Segment Start: RECORDS FOR THE TASK

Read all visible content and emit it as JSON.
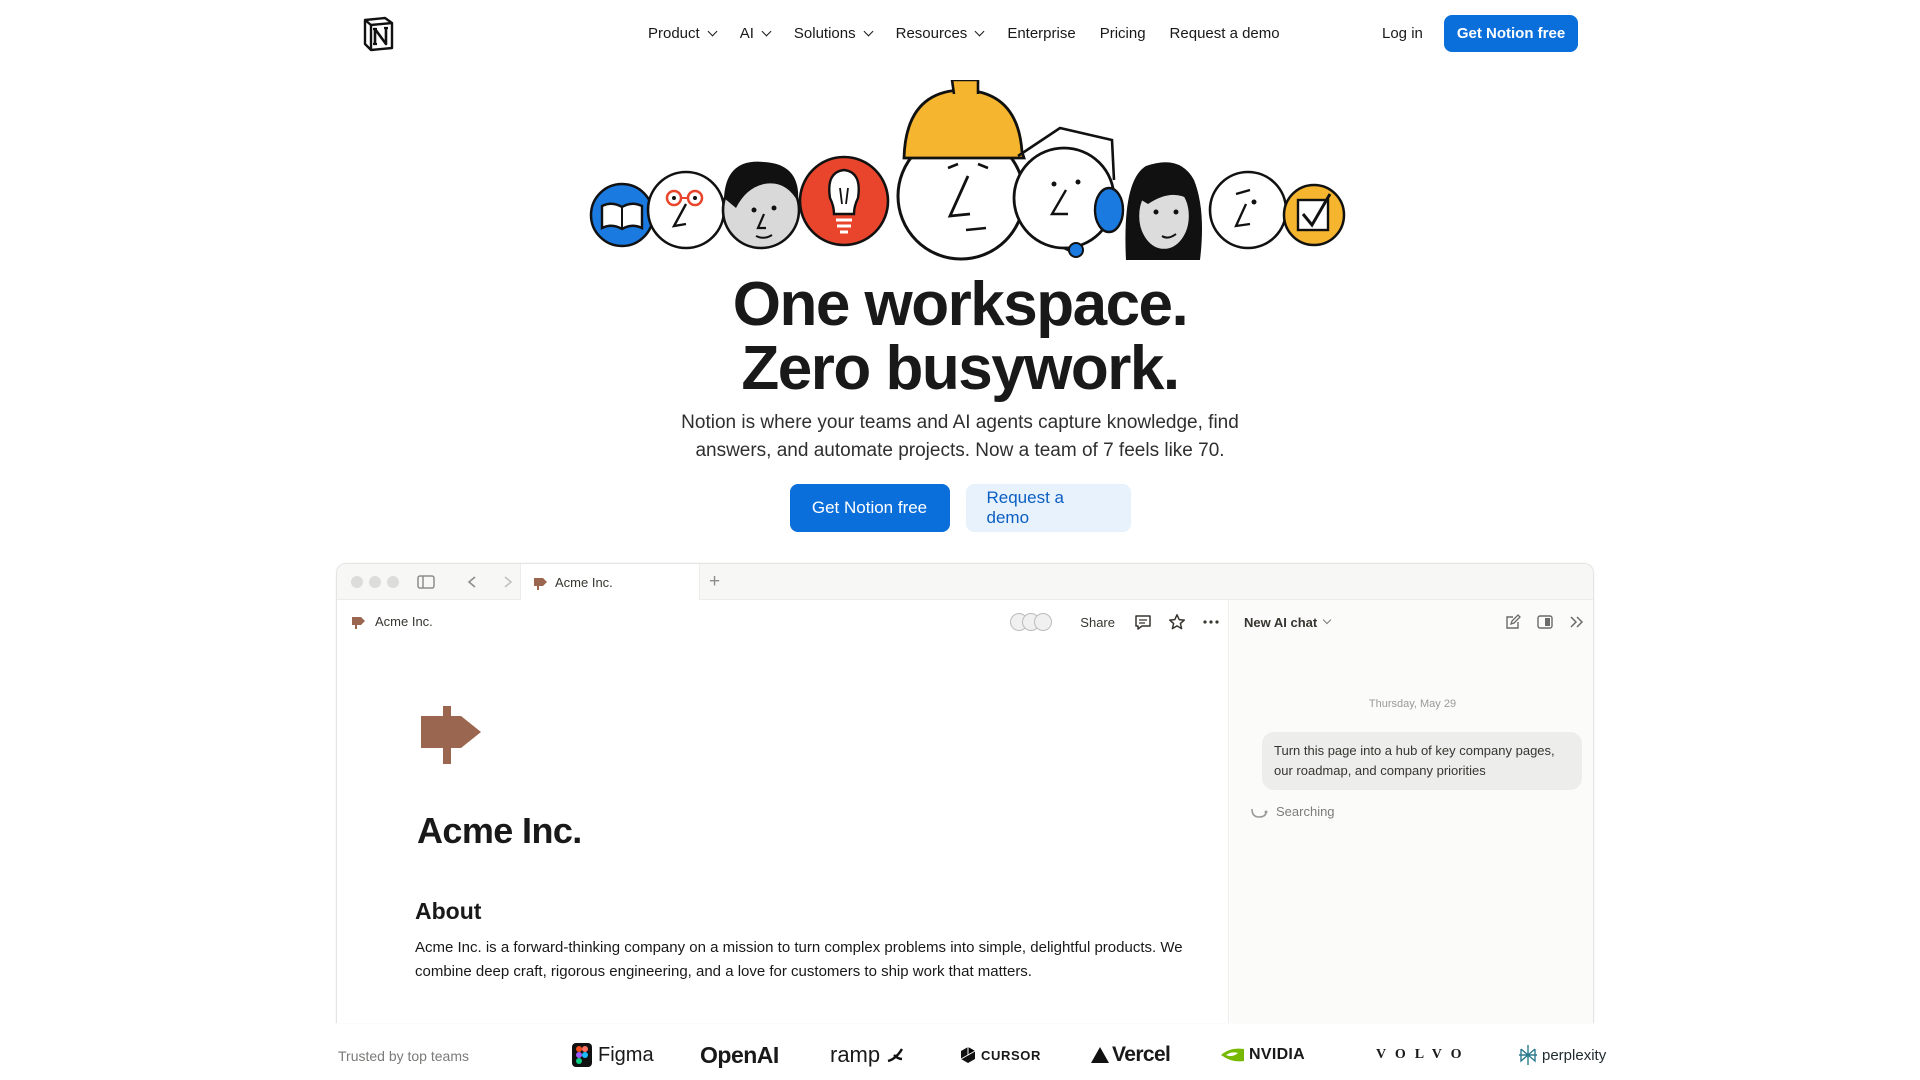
{
  "nav": {
    "links": [
      {
        "label": "Product",
        "dropdown": true
      },
      {
        "label": "AI",
        "dropdown": true
      },
      {
        "label": "Solutions",
        "dropdown": true
      },
      {
        "label": "Resources",
        "dropdown": true
      },
      {
        "label": "Enterprise",
        "dropdown": false
      },
      {
        "label": "Pricing",
        "dropdown": false
      },
      {
        "label": "Request a demo",
        "dropdown": false
      }
    ],
    "login": "Log in",
    "cta": "Get Notion free"
  },
  "hero": {
    "title_line1": "One workspace.",
    "title_line2": "Zero busywork.",
    "subtitle_line1": "Notion is where your teams and AI agents capture knowledge, find",
    "subtitle_line2": "answers, and automate projects. Now a team of 7 feels like 70.",
    "primary_cta": "Get Notion free",
    "secondary_cta": "Request a demo"
  },
  "app": {
    "tab_title": "Acme Inc.",
    "breadcrumb": "Acme Inc.",
    "share": "Share",
    "page": {
      "title": "Acme Inc.",
      "heading": "About",
      "body": "Acme Inc. is a forward-thinking company on a mission to turn complex problems into simple, delightful products. We combine deep craft, rigorous engineering, and a love for customers to ship work that matters."
    },
    "ai_chat": {
      "title": "New AI chat",
      "date": "Thursday, May 29",
      "message": "Turn this page into a hub of key company pages, our roadmap, and company priorities",
      "status": "Searching"
    }
  },
  "trusted": {
    "label": "Trusted by top teams",
    "logos": [
      "Figma",
      "OpenAI",
      "ramp",
      "CURSOR",
      "Vercel",
      "NVIDIA",
      "VOLVO",
      "perplexity"
    ]
  },
  "colors": {
    "accent": "#0b6fdb",
    "accent_light": "#e8f2fd",
    "signpost": "#9a6650",
    "helmet": "#f5b52e",
    "bulb_red": "#e8452c",
    "book_blue": "#1a7ae0"
  }
}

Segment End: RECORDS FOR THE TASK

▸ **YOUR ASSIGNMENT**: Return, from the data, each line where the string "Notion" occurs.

▸ **SOLUTION BELOW**:
    "cta": "Get Notion free"
    "subtitle_line1": "Notion is where your teams and AI agents capture knowledge, find",
    "primary_cta": "Get Notion free",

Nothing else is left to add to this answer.